“I taught my kids God bless momma, God bless daddy and God bless Allie P. Reynolds.”
Jason Salsman/Multimedia Producer
Allie P. Reynolds Stadium has been home of OSU baseball for 38 years
STILLWATER, Oklahoma — It is not the athletic feats of the late Allie Pierce Reynolds that have stuck in the mind of legendary NCAA baseball coach Gary Ward.
They certainly could have.
Reynolds, a Muscogee (Creek) citizen famously nicknamed “Superchief”, was a multi-sport star at Oklahoma State Univeristy (then A&M) before embarking on a 13-year Major League Baseball career pitching for the Cleveland Indians and most notably the New York Yankees.
It is Reynolds’ Yankee lore that still resonates today. He won six world titles with the Bronx Bombers and was a six-time all-star who threw two career no-hitters. He is immortalized with a plaque in Yankee Stadium’s famous Monument Park alongside names like Ruth, DiMaggio and Gehrig.
But on this hot, hazy Oklahoma day in Stillwater, Ward sits and watches Cowboy batting practice in the park that he helped bring to life and that for 38 years has bore Reynolds’ name. He remembers the process of getting it built and how it showcased Allie’s humility. To him, it was more impressive than any pitch Reynolds ever threw.
“We thought, ‘we need to name this,’ and I said ‘Allie Reynolds is the guy,’ ” Ward said. “He and Arlene came up and had dinner with us at the country club, it was the first time I’d ever met him. Very humble, very understated. He didn’t have any problem making a (financial) contribution, what he had a problem with was he didn’t want to be seen as buying his name on the stadium. I said “no, no you let me handle that,’ and we went through collegiate baseball and explained the story and that made it go.”
Allie P. Reynolds Stadium has seen its share of success since officially opening in April 1981, mostly with Ward at the helm. The stadium’s opening ushered in the booming era of Cowboy baseball in the 1980s that saw nine consecutive Big 8 titles and seven trips to the College World Series.
Ward recalls bidding for the first NCAA regional tournament in Stillwater, which in itself was the principal motivation behind getting the stadium built. OSU received news they had earned the hosting site on a Monday morning and began play that Wednesday, so it was a quick turnaround and a bit of a whirlwind for Ward.
The Cowboys advanced to the College World Series and when they got back home, Ward found out that Reynolds drove up to attend the regional. Due to the NCAA being in charge of press credentials and ticketing, Ward had no idea that Allie had not only came for the game, but wasn’t able to get in.
“He and Arlene drove here, saw the crowd full, saw the line and didn’t pull any punches, just turned around and drove back home and didn’t ever say a word. That’s the character and humility of Allie Reynolds,” Ward said. “You feel like you’ve made a major mistake in your life politically… I’ve felt bad about that for the last 40 years.

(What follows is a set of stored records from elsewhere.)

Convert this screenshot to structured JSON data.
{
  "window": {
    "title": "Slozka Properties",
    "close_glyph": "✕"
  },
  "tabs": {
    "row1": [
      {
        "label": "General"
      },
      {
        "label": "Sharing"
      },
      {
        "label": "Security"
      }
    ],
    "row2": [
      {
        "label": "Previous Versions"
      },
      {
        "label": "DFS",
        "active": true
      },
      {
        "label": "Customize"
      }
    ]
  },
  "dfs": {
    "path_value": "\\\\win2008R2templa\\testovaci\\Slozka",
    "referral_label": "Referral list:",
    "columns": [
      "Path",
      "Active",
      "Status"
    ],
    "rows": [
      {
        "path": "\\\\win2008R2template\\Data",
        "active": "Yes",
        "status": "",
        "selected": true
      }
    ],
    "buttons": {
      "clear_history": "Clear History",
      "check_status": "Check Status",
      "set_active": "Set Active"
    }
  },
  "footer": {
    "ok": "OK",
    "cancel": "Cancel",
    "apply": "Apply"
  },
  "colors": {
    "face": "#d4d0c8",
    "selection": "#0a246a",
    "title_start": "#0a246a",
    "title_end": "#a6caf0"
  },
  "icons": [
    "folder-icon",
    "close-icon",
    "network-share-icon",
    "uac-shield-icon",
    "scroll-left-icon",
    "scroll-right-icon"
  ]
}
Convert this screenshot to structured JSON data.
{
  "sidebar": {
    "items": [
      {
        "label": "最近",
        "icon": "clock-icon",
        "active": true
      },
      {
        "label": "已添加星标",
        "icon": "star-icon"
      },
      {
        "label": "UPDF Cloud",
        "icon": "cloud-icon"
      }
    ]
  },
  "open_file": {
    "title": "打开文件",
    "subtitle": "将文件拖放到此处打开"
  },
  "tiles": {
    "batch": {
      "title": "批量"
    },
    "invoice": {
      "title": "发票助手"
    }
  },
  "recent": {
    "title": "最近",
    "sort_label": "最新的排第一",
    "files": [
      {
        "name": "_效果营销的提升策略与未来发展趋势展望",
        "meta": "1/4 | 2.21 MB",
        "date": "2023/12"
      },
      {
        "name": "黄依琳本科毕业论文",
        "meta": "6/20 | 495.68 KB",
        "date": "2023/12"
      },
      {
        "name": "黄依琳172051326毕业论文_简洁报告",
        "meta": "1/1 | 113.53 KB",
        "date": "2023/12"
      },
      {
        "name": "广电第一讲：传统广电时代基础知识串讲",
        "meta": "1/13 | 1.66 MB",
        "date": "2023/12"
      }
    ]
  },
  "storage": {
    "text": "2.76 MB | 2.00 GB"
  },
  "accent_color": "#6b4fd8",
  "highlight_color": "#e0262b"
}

I apologized and he just let it roll off of him. He said, ‘no I need to be smarter and make sure somebody knows I’m coming.’ ”
In this era of sports, especially at the collegiate level, the games are almost secondary to the facilities arms race. Better locker rooms, better players. And stadiums built in the 1980s are not long for the world.
The charming old stadium nestled on campus in between Duck and Knoblock Streets is down to its last couple years. OSU announced and began construction on a $60 million state of the art facility that will be one of the finest in the conference and the country.
Current Cowboy head baseball coach Josh Holliday is excited about the new stadium. It will be a game changer for his recruiting efforts and getting the best players to Stillwater. But the excitement about the new park also brings reflection from Holliday, who was a catcher for the Cowboys from 1996-99 and spent his entire career playing at Allie P.
The name on the stadium means something to him. He talked about the impact Reynolds’ name and legacy still have on his players and those he recruits to this day.
“I think he stands out as a trailblazer,” Holliday said. “What a gifted athlete he was. It’s something our state can celebrate, our university and the Native American history of it we can all be proud of.”
Athletic Director Mike Holder has been non-committal on the naming of the new stadium, only saying that for now it is known as Oklahoma State University Baseball Stadium.
Count Ward among those who wish to see Allie Reynolds’ name live on inside the new facility. He understands maybe more than anybody what Allie’s name meant to the future and continued success of OSU baseball.
“I taught my kids God bless momma, God bless daddy and God bless Allie P. Reynolds,” Ward said. “That gift and his involvement and his name gave us the catalyst and the energy around our program that drove it.”